In advance of the Zoning Commission’s Monday deliberation on the proposed Adams Morgan hotel, a group of neighbors is doing what it can to put the brakes on the project.

Three neighborhood groups will announce on Monday their intention to sue the city to stop the hotel project, which they say will displace local businesses and has been planned without sufficient input from the community. (It will also involve the demolition of the building on Champlain Street NW that houses the Washington City Paper office.) They’ve also asked Del. Eleanor Holmes Norton to send an inquiry to the Office of Planning regarding the process behind the hotel plans.

Norton’s office confirms that Norton is planning to send the inquiry to OP but maintained that this is ultimately a city issue in which Congress shouldn’t get involved.

“We agreed to see these constituents on the condition that they understood this office does not interfere with home rule decisions of local officials,” says Norton spokesman Scott McCrary in a statement. “It is a strong principle with us, because we insist that other members of Congress respect the decisions of local officials. We do advise members that, if they have a question or a concern, they should make an inquiry. We are sending an inquiry to the Office of Planning indicating that some residents of Adams Morgan are concerned that the city ensures it has complied with local regulations on displacement.”

Yesterday afternoon, the neighborhood groups staged a small protest in front of the church that’s set to become the hotel’s lobby. “Businesses that have been here for generations are threatened by this capital flow,” organizer Chris Otten said into a microphone to the dozen or so neighbors gathered. “The wealthy customers step out of the hotel and see the small community businesses on Columbia Road, and see the fancy restaurants on 18th Street. Where do you think they go?”

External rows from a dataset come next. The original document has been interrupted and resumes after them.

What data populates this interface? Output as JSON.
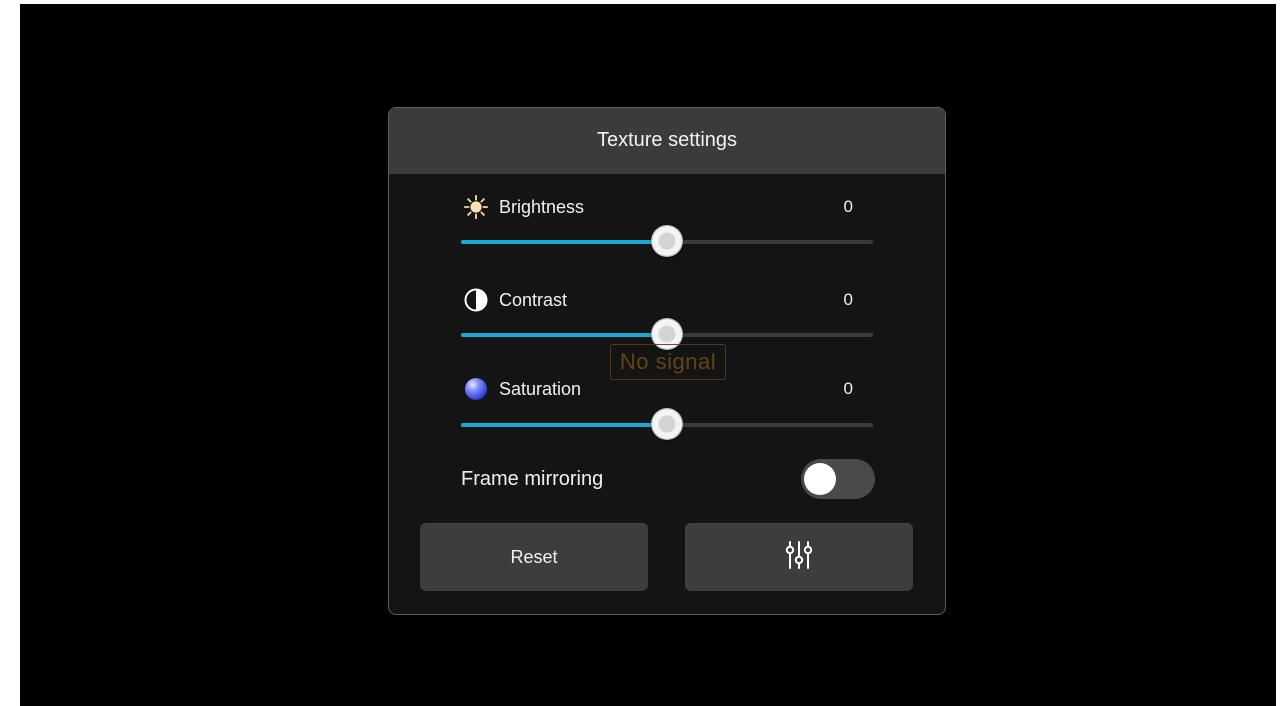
{
  "panel": {
    "title": "Texture settings"
  },
  "overlay": {
    "no_signal": "No signal"
  },
  "settings": {
    "brightness": {
      "label": "Brightness",
      "value": "0",
      "level": 0.5,
      "icon": "sun-icon"
    },
    "contrast": {
      "label": "Contrast",
      "value": "0",
      "level": 0.5,
      "icon": "contrast-icon"
    },
    "saturation": {
      "label": "Saturation",
      "value": "0",
      "level": 0.5,
      "icon": "saturation-icon"
    }
  },
  "mirroring": {
    "label": "Frame mirroring",
    "enabled": false
  },
  "buttons": {
    "reset_label": "Reset",
    "adjust_icon": "sliders-icon"
  },
  "colors": {
    "accent": "#1aa9d6",
    "header_bg": "#3a3b3c",
    "panel_bg": "#141414",
    "button_bg": "#3d3d3e",
    "no_signal_text": "#6a4a18"
  }
}
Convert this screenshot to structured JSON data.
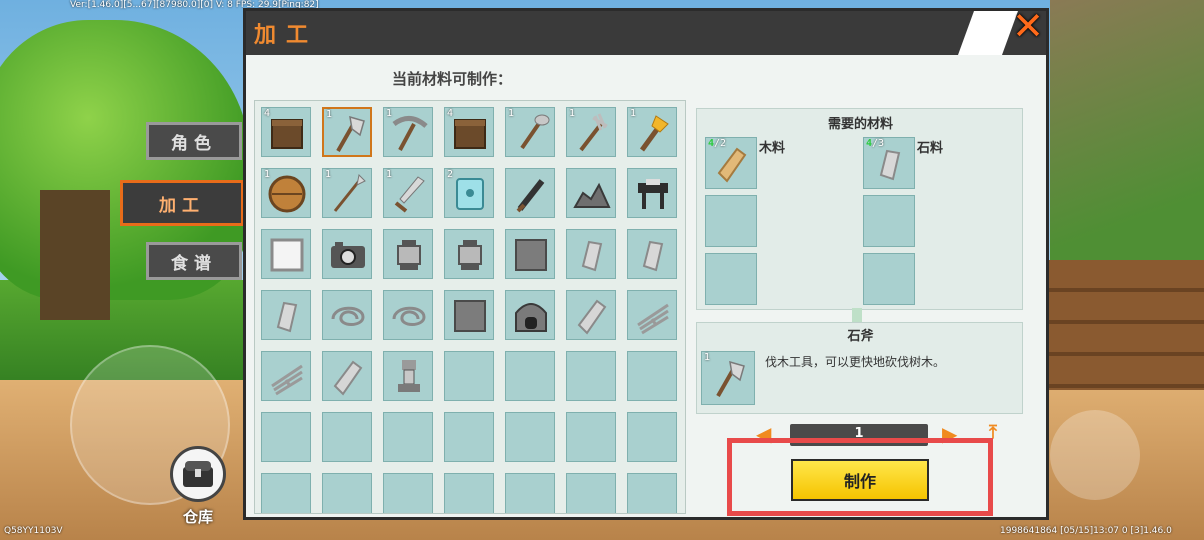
{
  "hud": {
    "debug_text": "Ver:[1.46.0][5...67][87980.0][0] V: 8 FPS: 29.9[Ping:82]",
    "bottom_left": "Q58YY1103V",
    "bottom_right": "1998641864    [05/15]13:07 0    [3]1.46.0"
  },
  "side_tabs": [
    {
      "label": "角色",
      "active": false
    },
    {
      "label": "加工",
      "active": true
    },
    {
      "label": "食谱",
      "active": false
    }
  ],
  "warehouse": {
    "label": "仓库"
  },
  "panel": {
    "title": "加工",
    "grid_caption": "当前材料可制作："
  },
  "grid_items": [
    {
      "icon": "wood-block-icon",
      "count": "4"
    },
    {
      "icon": "stone-axe-icon",
      "count": "1",
      "selected": true
    },
    {
      "icon": "pickaxe-icon",
      "count": "1"
    },
    {
      "icon": "wood-block-icon",
      "count": "4"
    },
    {
      "icon": "shovel-icon",
      "count": "1"
    },
    {
      "icon": "rake-icon",
      "count": "1"
    },
    {
      "icon": "torch-icon",
      "count": "1"
    },
    {
      "icon": "wooden-shield-icon",
      "count": "1"
    },
    {
      "icon": "spear-icon",
      "count": "1"
    },
    {
      "icon": "sword-icon",
      "count": "1"
    },
    {
      "icon": "safe-box-icon",
      "count": "2"
    },
    {
      "icon": "club-icon",
      "count": ""
    },
    {
      "icon": "stone-pile-icon",
      "count": ""
    },
    {
      "icon": "anvil-table-icon",
      "count": ""
    },
    {
      "icon": "frame-icon",
      "count": ""
    },
    {
      "icon": "camera-icon",
      "count": ""
    },
    {
      "icon": "lantern-icon",
      "count": ""
    },
    {
      "icon": "lantern-icon",
      "count": ""
    },
    {
      "icon": "stone-block-icon",
      "count": ""
    },
    {
      "icon": "stone-shard-icon",
      "count": ""
    },
    {
      "icon": "stone-shard-icon",
      "count": ""
    },
    {
      "icon": "stone-shard-icon",
      "count": ""
    },
    {
      "icon": "rope-icon",
      "count": ""
    },
    {
      "icon": "rope-icon",
      "count": ""
    },
    {
      "icon": "stone-block-icon",
      "count": ""
    },
    {
      "icon": "furnace-icon",
      "count": ""
    },
    {
      "icon": "plank-icon",
      "count": ""
    },
    {
      "icon": "straw-bundle-icon",
      "count": ""
    },
    {
      "icon": "straw-bundle-icon",
      "count": ""
    },
    {
      "icon": "plank-icon",
      "count": ""
    },
    {
      "icon": "stone-lamp-icon",
      "count": ""
    }
  ],
  "materials": {
    "title": "需要的材料",
    "items": [
      {
        "name": "木料",
        "have": "4",
        "need": "/2",
        "icon": "wood-plank-icon"
      },
      {
        "name": "石料",
        "have": "4",
        "need": "/3",
        "icon": "stone-shard-icon"
      }
    ]
  },
  "detail": {
    "name": "石斧",
    "count": "1",
    "description": "伐木工具，可以更快地砍伐树木。"
  },
  "quantity": {
    "value": "1"
  },
  "craft_button": {
    "label": "制作"
  },
  "colors": {
    "accent": "#f08a30",
    "highlight": "#e84a4a",
    "craft": "#ffd91a",
    "slot": "#a9d0cf"
  }
}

Otten accused Ward 1 Councilmember Jim Graham and OP of refusing to discuss these neighborhood issues with local residents. He also said OP is ignoring the city’s Comprehensive Plan and causing gentrification.

“That’s discrimination,” Otten said. “We’re getting ready to sue.”

UPDATE October 18: Here’s the letter Norton sent to the Office of Planning.